The purpose of the National Consortium on Alcohol and Neurodevelopment in Adolescence (NCANDA) is to determine the effects of problematic alcohol use on the developing adolescent brain and examine brain characteristics that predict alcohol use disorder. At five sites, the consortium will collect a core battery, including structural and functional brain scans and cognitive testing, and conduct specialty projects on psychological regulation, sleep and alcohol discontinuation. The examination of alcohol consequences will focus on structural and functional maturation of brain areas that actively develop during adolescence, are key to psychological regulation and reward response, and may be vulnerable to toxic alcohol effects.


Alcohol Use is Prevalent among Adolescents (i.e., ages 12-21)

Alcohol is the most commonly used substance by adolescents. Surveys show that 72% of high school seniors have used alcohol in their life, and past month alcohol use increases from 15% to 40% between 8th and 12th grade. Of great concern is the prevalence of alcohol intoxication and binge drinking, with 20% of high school seniors reporting an episode of binge drinking (5+ drinks in a row in the past two weeks). » READ MORE



October 2014

This year's Steering and Scientific Advisory Board Meeting was held in Washington DC. October 29 & 30. All lead investigators were in attendance for the informative two day session.
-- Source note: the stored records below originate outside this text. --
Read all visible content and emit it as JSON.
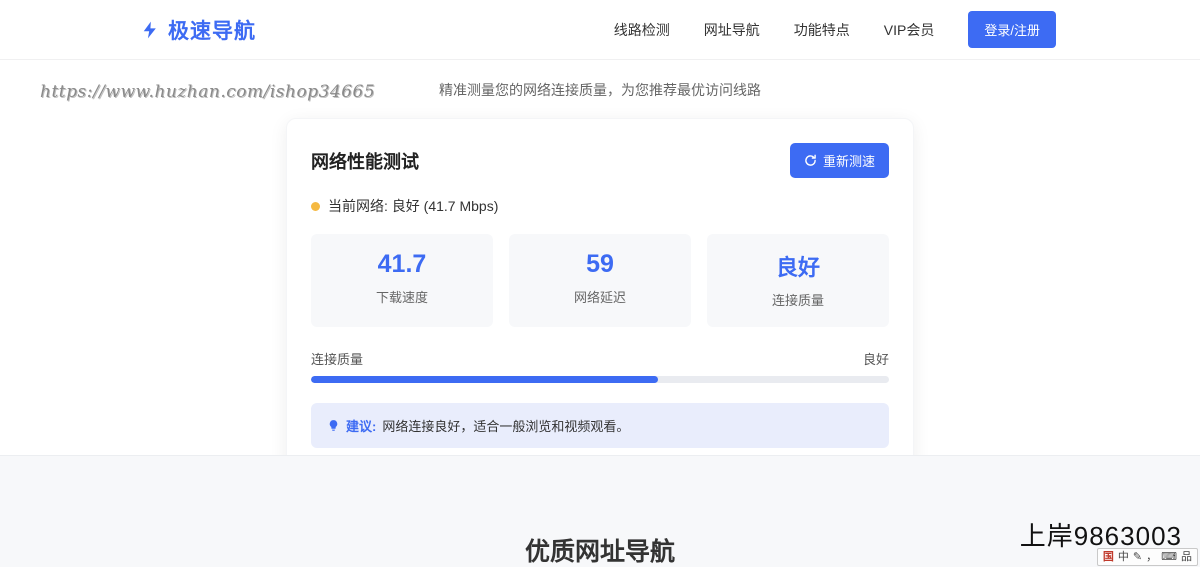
{
  "colors": {
    "primary": "#3d6bf3",
    "status_dot": "#f5b942",
    "suggestion_bg": "#e9edfc"
  },
  "header": {
    "logo_text": "极速导航",
    "logo_icon": "lightning-bolt-icon",
    "nav": [
      {
        "label": "线路检测"
      },
      {
        "label": "网址导航"
      },
      {
        "label": "功能特点"
      },
      {
        "label": "VIP会员"
      }
    ],
    "login_button": "登录/注册"
  },
  "hero": {
    "subtitle": "精准测量您的网络连接质量，为您推荐最优访问线路",
    "watermark": "https://www.huzhan.com/ishop34665"
  },
  "speed_card": {
    "title": "网络性能测试",
    "retest_button": "重新测速",
    "retest_icon": "refresh-icon",
    "status_text": "当前网络: 良好 (41.7 Mbps)",
    "stats": [
      {
        "value": "41.7",
        "label": "下载速度"
      },
      {
        "value": "59",
        "label": "网络延迟"
      },
      {
        "value": "良好",
        "label": "连接质量"
      }
    ],
    "quality": {
      "label": "连接质量",
      "value": "良好",
      "percent": 60,
      "bar_style": "width:60%"
    },
    "suggestion": {
      "icon": "lightbulb-icon",
      "prefix": "建议:",
      "text": "网络连接良好，适合一般浏览和视频观看。"
    }
  },
  "bottom": {
    "section_title": "优质网址导航",
    "watermark2": "上岸9863003"
  },
  "ime": {
    "icons": [
      "国",
      "中",
      "✎",
      "，",
      "⌨",
      "品"
    ]
  }
}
Additionally, Senior NIAAA, NIDA, NIMH and NICHD staff heard the first description of the baseline findings of the 834 youth, each if whom will be followed for 3 years in the project. » READ MORE



May 2015

Youth and Addiction: Can There Be Freedom of Will? -- Degrees of Freedom with Sandra A. Brown

This program and other videos are available online on UCSD-TV's web site at

October 2014

At a congressional briefing co-sponsored by APA, experts say it's critical to prevent substance abuse early on. » READ MORE